For years researchers have achieved exciting results treating cancer in genetically engineered mouse models, only to find that efficacy tumbles to a marginal rate once the same therapy is tried in humans. But now a growing number of researchers are turning to dogs to take the place of mice in animal cancer studies.
Dogs, they say, are innately superior to mice as a treatment subject. Dogs develop cancer spontaneously, unlike the genetically crafted mice, and dogs are also genetically more of a match for humans. That argument has won over the U.S. National Cancer Institute, which is evaluating the efficacy of chemotherapy drugs in dogs.

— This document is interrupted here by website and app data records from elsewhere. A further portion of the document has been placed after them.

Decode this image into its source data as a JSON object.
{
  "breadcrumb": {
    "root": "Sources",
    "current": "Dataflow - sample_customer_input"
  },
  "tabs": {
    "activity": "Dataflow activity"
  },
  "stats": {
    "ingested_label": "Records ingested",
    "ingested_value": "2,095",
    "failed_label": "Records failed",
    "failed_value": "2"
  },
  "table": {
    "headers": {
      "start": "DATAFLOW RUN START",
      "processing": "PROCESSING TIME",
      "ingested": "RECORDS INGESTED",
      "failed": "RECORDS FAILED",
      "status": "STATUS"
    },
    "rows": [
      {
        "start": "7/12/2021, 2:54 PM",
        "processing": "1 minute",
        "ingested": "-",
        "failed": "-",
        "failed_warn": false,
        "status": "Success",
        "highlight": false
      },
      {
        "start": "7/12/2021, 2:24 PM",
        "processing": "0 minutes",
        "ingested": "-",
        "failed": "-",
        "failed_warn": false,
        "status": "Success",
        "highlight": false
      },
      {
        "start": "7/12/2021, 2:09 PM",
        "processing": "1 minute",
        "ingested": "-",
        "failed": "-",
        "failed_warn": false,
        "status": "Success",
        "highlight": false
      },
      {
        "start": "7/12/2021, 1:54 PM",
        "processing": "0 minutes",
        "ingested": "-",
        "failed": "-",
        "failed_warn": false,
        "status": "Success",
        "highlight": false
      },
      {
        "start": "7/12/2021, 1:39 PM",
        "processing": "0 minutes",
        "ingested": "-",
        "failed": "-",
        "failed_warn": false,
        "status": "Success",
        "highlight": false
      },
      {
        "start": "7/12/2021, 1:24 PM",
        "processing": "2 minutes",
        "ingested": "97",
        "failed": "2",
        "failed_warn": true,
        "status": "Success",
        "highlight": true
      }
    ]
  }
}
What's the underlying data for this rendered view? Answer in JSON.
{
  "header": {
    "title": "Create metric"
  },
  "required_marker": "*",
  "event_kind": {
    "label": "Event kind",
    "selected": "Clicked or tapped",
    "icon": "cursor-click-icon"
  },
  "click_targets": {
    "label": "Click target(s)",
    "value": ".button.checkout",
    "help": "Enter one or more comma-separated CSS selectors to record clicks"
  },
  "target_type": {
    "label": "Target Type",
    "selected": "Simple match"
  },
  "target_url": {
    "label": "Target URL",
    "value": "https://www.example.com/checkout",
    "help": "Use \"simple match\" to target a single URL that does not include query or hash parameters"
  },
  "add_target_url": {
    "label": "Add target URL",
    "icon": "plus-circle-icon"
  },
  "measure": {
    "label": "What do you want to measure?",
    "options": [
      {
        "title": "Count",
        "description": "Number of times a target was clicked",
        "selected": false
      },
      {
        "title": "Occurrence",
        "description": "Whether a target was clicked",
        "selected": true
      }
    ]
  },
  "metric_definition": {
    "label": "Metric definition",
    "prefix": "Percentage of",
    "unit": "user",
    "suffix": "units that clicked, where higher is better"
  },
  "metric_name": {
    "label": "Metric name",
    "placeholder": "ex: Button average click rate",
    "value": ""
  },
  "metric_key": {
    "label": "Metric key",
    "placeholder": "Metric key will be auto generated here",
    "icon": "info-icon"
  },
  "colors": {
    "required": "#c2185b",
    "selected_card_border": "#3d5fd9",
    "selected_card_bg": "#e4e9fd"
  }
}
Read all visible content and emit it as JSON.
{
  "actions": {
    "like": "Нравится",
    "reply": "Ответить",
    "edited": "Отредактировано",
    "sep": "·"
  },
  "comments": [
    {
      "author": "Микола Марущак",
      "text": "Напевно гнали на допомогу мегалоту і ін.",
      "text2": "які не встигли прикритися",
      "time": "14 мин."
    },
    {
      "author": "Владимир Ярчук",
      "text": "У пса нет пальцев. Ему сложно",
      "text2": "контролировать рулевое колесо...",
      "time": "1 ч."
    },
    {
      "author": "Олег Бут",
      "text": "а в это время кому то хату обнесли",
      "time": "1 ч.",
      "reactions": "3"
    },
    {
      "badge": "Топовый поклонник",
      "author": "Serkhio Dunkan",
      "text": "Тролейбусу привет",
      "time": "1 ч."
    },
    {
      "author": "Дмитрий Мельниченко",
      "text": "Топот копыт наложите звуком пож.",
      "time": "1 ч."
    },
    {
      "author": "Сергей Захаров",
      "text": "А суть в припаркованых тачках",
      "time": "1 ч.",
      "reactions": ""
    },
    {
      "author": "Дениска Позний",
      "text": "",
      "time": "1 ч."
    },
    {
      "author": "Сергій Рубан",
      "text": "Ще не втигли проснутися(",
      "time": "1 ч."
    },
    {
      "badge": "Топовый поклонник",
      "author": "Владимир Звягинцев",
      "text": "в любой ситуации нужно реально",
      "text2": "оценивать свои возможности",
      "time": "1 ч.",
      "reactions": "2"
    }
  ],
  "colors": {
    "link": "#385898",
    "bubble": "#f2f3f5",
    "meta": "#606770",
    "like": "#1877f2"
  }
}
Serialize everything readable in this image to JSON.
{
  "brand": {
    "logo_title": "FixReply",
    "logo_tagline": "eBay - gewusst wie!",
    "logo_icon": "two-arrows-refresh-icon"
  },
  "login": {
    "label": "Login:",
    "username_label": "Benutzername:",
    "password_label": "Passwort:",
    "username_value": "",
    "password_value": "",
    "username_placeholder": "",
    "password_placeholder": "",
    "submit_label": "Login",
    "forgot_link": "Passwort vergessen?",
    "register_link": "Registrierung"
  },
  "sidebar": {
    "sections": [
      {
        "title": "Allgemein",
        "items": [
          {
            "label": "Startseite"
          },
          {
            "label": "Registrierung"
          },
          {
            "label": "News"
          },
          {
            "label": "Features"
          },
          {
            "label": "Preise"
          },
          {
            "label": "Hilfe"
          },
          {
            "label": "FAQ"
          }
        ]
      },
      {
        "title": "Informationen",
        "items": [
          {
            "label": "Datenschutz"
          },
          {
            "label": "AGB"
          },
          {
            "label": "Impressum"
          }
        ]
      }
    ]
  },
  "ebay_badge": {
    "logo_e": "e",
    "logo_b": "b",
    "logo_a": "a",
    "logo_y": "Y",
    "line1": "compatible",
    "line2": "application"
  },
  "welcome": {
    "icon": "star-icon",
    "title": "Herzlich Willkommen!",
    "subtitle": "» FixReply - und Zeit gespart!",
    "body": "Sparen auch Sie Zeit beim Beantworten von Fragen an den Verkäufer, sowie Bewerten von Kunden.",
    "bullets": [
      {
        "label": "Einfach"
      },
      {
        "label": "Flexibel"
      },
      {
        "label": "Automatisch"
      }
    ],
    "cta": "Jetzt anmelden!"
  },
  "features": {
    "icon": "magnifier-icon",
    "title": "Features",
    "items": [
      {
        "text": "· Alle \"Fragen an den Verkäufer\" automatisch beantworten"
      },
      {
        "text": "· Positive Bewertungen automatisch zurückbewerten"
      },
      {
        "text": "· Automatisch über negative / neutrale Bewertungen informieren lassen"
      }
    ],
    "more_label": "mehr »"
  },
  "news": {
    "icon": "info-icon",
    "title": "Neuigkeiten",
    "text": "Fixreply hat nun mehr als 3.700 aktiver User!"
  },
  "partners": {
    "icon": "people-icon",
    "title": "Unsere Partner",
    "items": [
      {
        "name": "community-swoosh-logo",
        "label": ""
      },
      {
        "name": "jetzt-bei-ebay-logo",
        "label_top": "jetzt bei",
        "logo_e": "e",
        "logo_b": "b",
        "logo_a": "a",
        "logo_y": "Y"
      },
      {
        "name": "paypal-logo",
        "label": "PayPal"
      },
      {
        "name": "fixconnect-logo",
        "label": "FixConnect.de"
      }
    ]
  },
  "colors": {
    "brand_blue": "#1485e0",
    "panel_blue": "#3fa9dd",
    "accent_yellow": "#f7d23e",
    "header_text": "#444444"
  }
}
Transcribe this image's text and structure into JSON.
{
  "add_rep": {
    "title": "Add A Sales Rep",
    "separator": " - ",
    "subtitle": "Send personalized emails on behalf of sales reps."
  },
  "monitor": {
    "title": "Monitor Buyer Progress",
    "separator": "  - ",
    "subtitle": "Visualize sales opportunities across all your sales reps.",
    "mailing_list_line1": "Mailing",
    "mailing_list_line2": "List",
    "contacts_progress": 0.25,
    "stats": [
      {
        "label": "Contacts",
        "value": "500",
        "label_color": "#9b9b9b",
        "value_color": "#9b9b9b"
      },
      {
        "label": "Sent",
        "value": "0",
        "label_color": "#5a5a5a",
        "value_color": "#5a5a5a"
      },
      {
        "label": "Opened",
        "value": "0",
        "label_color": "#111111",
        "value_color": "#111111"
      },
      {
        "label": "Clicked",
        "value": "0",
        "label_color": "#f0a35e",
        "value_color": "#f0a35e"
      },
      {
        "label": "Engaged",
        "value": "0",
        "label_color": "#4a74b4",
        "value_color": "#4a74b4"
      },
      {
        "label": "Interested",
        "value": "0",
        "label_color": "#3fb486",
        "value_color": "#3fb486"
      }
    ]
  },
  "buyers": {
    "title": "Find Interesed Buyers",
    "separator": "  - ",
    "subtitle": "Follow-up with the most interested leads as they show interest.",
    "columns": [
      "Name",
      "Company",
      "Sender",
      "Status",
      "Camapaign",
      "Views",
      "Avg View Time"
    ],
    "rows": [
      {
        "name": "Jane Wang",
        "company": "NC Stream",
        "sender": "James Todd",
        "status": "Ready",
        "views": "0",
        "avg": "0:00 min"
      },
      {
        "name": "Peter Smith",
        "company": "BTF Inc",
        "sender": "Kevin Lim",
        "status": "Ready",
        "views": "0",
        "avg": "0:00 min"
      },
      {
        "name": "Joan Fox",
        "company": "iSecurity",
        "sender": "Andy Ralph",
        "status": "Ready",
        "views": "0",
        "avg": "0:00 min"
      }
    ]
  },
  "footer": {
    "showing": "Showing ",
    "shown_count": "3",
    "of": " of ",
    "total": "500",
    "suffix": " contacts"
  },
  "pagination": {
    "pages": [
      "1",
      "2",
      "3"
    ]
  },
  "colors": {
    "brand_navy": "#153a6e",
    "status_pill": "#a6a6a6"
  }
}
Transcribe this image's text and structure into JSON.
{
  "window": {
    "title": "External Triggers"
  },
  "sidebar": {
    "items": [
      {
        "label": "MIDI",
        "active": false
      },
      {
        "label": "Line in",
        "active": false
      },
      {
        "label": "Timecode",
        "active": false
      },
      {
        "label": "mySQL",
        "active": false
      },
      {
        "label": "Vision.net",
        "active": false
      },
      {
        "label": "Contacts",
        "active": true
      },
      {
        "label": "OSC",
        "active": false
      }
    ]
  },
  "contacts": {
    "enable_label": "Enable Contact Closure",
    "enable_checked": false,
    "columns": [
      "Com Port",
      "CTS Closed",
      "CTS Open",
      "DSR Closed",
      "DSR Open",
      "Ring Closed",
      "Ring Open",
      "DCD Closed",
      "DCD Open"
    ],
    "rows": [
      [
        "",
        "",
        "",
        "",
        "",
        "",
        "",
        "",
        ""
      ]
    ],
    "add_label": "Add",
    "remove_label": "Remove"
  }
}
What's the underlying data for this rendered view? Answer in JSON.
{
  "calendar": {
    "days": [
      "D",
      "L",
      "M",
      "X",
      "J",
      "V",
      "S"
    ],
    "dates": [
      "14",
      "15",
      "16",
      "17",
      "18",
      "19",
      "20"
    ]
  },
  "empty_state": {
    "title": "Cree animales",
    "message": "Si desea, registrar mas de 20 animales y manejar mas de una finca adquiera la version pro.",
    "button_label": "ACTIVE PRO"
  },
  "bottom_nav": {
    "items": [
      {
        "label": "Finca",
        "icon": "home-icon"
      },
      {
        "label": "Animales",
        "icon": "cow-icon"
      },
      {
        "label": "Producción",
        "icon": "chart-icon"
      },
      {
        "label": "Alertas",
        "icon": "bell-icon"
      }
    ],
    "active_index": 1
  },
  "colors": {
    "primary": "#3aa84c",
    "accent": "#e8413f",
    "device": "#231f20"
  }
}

In one case, researchers have been studying the effects of nitrosylcobalamin (NO-Cbl) on dogs. The therapy is designed to block the function of B12 receptors on cells, blunting metastasis. For a golden retriever named Buddy, the therapy was linked to a 40 percent reduction in tumor size after 10 months of treatment.
"This helps my animal patients have access to treatments they wouldn't have access to otherwise," Dr. Ann E. Hohenhaus, a veterinarian at the Animal Medical Center in New York City tells HealthDay. "We look at this as a benefit to both species."
- read the report in HealthDay